Output Stata’s ttest results with esttab including means of each group

Esttab’s website provides a way of outputting results from ttest but there is no option to include the means of each group separately, only the difference between them.

Using a combination of estpost and estadd I have come up with a way of also including the means of each group in the table.

You can actually use this system to include any other summary statistic you may want in the table.

See the code below.

* use Stata’s dataset auto

sysuse auto

* the goal here is to build a table with two-sample mean-comparison tests for price, mpg and headroom by foreign;

* if you just want differences to be displayed in the table run:

estpost ttest price mpg headroom trunk, by(foreign)
esttab , noobs cells("b(star fmt(4)) se(fmt(4)) count(fmt(0))") star(* 0.1 ** .05 *** 0.01) ///
collabels("Diff." "Std. Error" "Obs.")

* if you instead also want the means of each group to be displayed, you need some extra steps:

* save summarize results for foreign==1 to an e-list using estpost

estpost sum price mpg headroom trunk if foreign==1

* save the matrix that stores the means e(mean) as matrix meanf1

matrix meanf1=e(mean)
matrix list meanf1

* save summarize results for foreign==0 to an e-list using estpost

estpost sum price mpg headroom trunk if foreign==0

* save the matrix that stores the means e(mean) as matrix meanf0

matrix meanf0=e(mean)
matrix list meanf0

* save ttest results to an e-list using estpost

estpost ttest price mpg headroom trunk, by(foreign)

* add the two matrices containing the means to ttest’s e-list

estadd matrix meanf1
estadd matrix meanf0

* now e-list contains the matrices e(meanf1) and e(meanf0) and you can add them in the cells option of esttab

esttab , noobs cells("meanf1(fmt(4)) meanf0(fmt(4)) b(star fmt(4)) se(fmt(4)) count(fmt(0))") star(* 0.1 ** .05 *** 0.01) ///
collabels("Mean(Foreign=1)" "Mean(Foreign=0)" "Diff." "Std. Error" "Obs.")

Here’s the output.


Merge datasets by partially matching key variables in Stata

I work with messy administrative data and very often have to merge datasets by people’s or cities’ names. String variables often come with typos, different spelling, etc. Think about languages that use diacritical marks and you have a complete mess.

Stata has a nice user written command called reclink built for this purpose. It uses record linkage methods to match identifiers in the two datasets. A nice feature is that you can use more than one identifier variable and give weights to each of them. For example, in the code below I want to merge the datasets based on make and foreign, but I know the mismatches are in the variable make, so I give a large weight (10) to it and only 2 to foreign.

To use reclink you also have to create ids in each dataset and feed them into the options idm() and idu(). This will allow the code to display the matches in terms of ids as well. Additionally, it creates a variable that contains the matching scores for the merged observations. The scores are in the 0-1 range and one means exact matches.

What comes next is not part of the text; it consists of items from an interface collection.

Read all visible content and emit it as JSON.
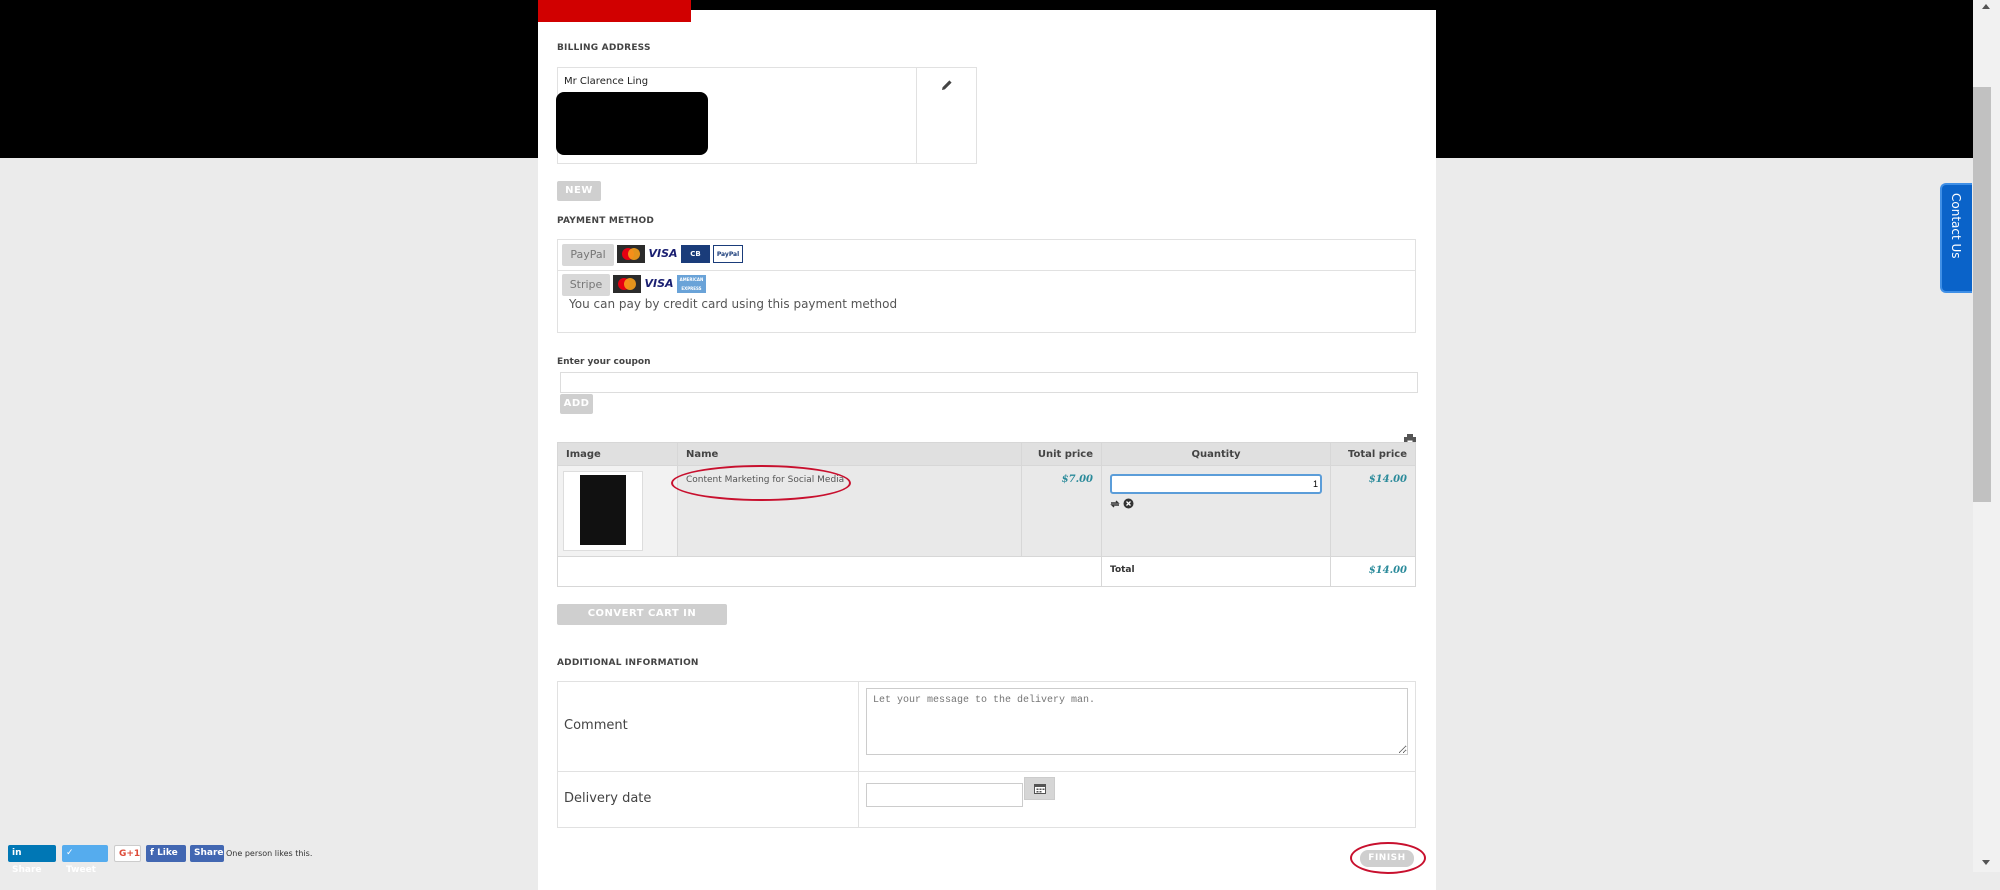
{
  "billing": {
    "title": "BILLING ADDRESS",
    "name": "Mr Clarence Ling",
    "new_label": "NEW"
  },
  "payment": {
    "title": "PAYMENT METHOD",
    "paypal_label": "PayPal",
    "stripe_label": "Stripe",
    "stripe_description": "You can pay by credit card using this payment method",
    "card_labels": {
      "mastercard": "MasterCard",
      "visa": "VISA",
      "cb": "CB",
      "paypal": "PayPal",
      "amex": "AMERICAN EXPRESS"
    }
  },
  "coupon": {
    "label": "Enter your coupon",
    "value": "",
    "add_label": "ADD"
  },
  "cart": {
    "headers": {
      "image": "Image",
      "name": "Name",
      "unit_price": "Unit price",
      "quantity": "Quantity",
      "total_price": "Total price"
    },
    "item": {
      "name": "Content Marketing for Social Media",
      "unit_price": "$7.00",
      "quantity": "1",
      "total_price": "$14.00"
    },
    "total_label": "Total",
    "total_value": "$14.00",
    "wishlist_label": "CONVERT CART IN WISHLIST"
  },
  "additional": {
    "title": "ADDITIONAL INFORMATION",
    "comment_label": "Comment",
    "comment_placeholder": "Let your message to the delivery man.",
    "delivery_label": "Delivery date",
    "delivery_value": ""
  },
  "finish_label": "FINISH",
  "contact_label": "Contact Us",
  "social": {
    "linkedin": "Share",
    "tweet": "Tweet",
    "gplus": "G+1",
    "fb_like": "Like",
    "fb_share": "Share",
    "likes_text": "One person likes this."
  },
  "colors": {
    "accent_red": "#d10000",
    "price_teal": "#2a8a9a",
    "contact_blue": "#0a63c9"
  }
}
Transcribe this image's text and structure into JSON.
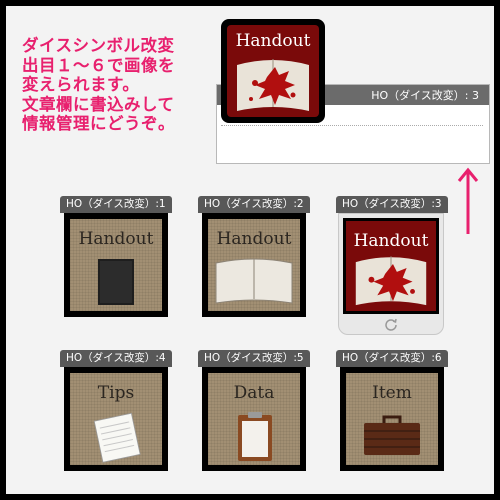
{
  "instructions": {
    "lines": [
      "ダイスシンボル改変",
      "出目１～６で画像を",
      "変えられます。",
      "文章欄に書込みして",
      "情報管理にどうぞ。"
    ]
  },
  "top_card": {
    "title": "Handout"
  },
  "panel": {
    "header": "HO（ダイス改変）: 3"
  },
  "cards": [
    {
      "label": "HO（ダイス改変）:1",
      "title": "Handout",
      "image": "closed-book-icon"
    },
    {
      "label": "HO（ダイス改変）:2",
      "title": "Handout",
      "image": "open-book-icon"
    },
    {
      "label": "HO（ダイス改変）:3",
      "title": "Handout",
      "image": "blood-book-icon"
    },
    {
      "label": "HO（ダイス改変）:4",
      "title": "Tips",
      "image": "notepaper-icon"
    },
    {
      "label": "HO（ダイス改変）:5",
      "title": "Data",
      "image": "clipboard-icon"
    },
    {
      "label": "HO（ダイス改変）:6",
      "title": "Item",
      "image": "briefcase-icon"
    }
  ],
  "colors": {
    "accent": "#e8206e",
    "label_bg": "#585858",
    "blood": "#b10f0f"
  }
}
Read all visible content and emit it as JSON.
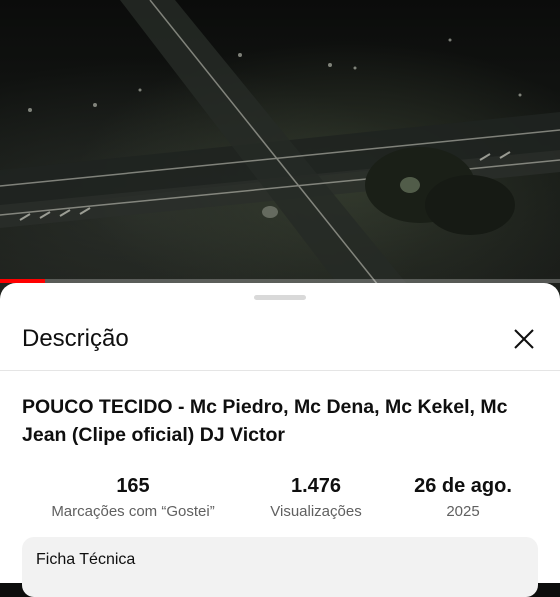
{
  "video": {
    "progress_fraction": 0.08,
    "progress_color": "#ff0000"
  },
  "sheet": {
    "title": "Descrição",
    "close_icon": "close-icon"
  },
  "video_info": {
    "title": "POUCO TECIDO - Mc Piedro, Mc Dena, Mc Kekel, Mc Jean (Clipe oficial) DJ Victor",
    "stats": [
      {
        "value": "165",
        "label": "Marcações com “Gostei”"
      },
      {
        "value": "1.476",
        "label": "Visualizações"
      },
      {
        "value": "26 de ago.",
        "label": "2025"
      }
    ]
  },
  "card": {
    "label": "Ficha Técnica"
  }
}
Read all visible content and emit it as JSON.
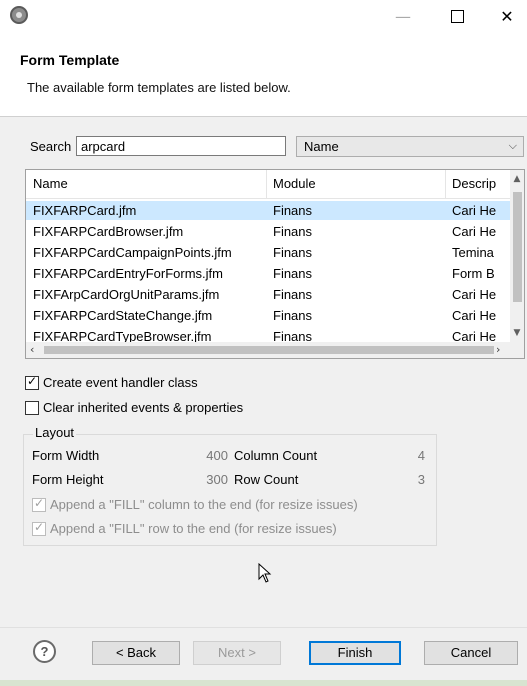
{
  "window": {
    "minimize_glyph": "—",
    "close_glyph": "✕"
  },
  "header": {
    "title": "Form Template",
    "description": "The available form templates are listed below."
  },
  "search": {
    "label": "Search",
    "value": "arpcard"
  },
  "filter_combo": {
    "selected": "Name",
    "arrow": "⌵"
  },
  "table": {
    "columns": [
      "Name",
      "Module",
      "Descrip"
    ],
    "rows": [
      {
        "name": "FIXFARPCard.jfm",
        "module": "Finans",
        "desc": "Cari He",
        "selected": true
      },
      {
        "name": "FIXFARPCardBrowser.jfm",
        "module": "Finans",
        "desc": "Cari He"
      },
      {
        "name": "FIXFARPCardCampaignPoints.jfm",
        "module": "Finans",
        "desc": "Temina"
      },
      {
        "name": "FIXFARPCardEntryForForms.jfm",
        "module": "Finans",
        "desc": "Form B"
      },
      {
        "name": "FIXFArpCardOrgUnitParams.jfm",
        "module": "Finans",
        "desc": "Cari He"
      },
      {
        "name": "FIXFARPCardStateChange.jfm",
        "module": "Finans",
        "desc": "Cari He"
      },
      {
        "name": "FIXFARPCardTypeBrowser.jfm",
        "module": "Finans",
        "desc": "Cari He"
      }
    ]
  },
  "options": {
    "create_event_handler": {
      "label": "Create event handler class",
      "checked": true
    },
    "clear_inherited": {
      "label": "Clear inherited events & properties",
      "checked": false
    }
  },
  "layout": {
    "title": "Layout",
    "form_width_label": "Form Width",
    "form_width": "400",
    "form_height_label": "Form Height",
    "form_height": "300",
    "column_count_label": "Column Count",
    "column_count": "4",
    "row_count_label": "Row Count",
    "row_count": "3",
    "append_fill_column": "Append a \"FILL\" column to the end (for resize issues)",
    "append_fill_row": "Append a \"FILL\" row to the end (for resize issues)"
  },
  "footer": {
    "help": "?",
    "back": "< Back",
    "next": "Next >",
    "finish": "Finish",
    "cancel": "Cancel"
  }
}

Differently from Stata’s merge, the resulting dataset will include all the variables from both datasets. The code adds a capital “U” to the beginning of each of the Using dataset variables. This is pretty handy because you can eyeball the matches straight away and check whether the weights you defined have done a good job. It’s easy enough to just drop all these afterwards. See the example below in which I have used Stata’s auto.dta. Check here for more details.

ssc install reclink
sysuse auto, clear
keep make price foreign
gen id_using=_n
replace make = make + "aa" in 1
replace make = make + "bb" in 2
save tempauto
sysuse auto, clear
keep make price foreign
gen id_master=_n
reclink make foreign using tempauto, gen(myscore) idm(id_master) idu(id_using) wmatch(10 2)
list in 1/5

How to save contents from Stata’s review window into a do-file

Screen Shot 2016-04-10 at 10.48.53

When I need to test some commands or run quick queries in a dataset it’s always easier to jump in and type the commands directly into the command window; specially because you can just pick the variables you need from the variables window (yes Stata Corp, you do need to add more functionality to your do-file editor!). In the end, I always regret not have written those commands in a do-file instead. There is a solution for that:

  1. Right click on a line of code in the command window, and
  2. One menu window will pop-up with the options of selecting all commands and sending them to a do-file. Alternatively, you can select only those lines you need with left click + cmd (or ctrl in Windows) and then right click and choose send to do-file editor. In both cases a new do-file window will show up with all the commands selected.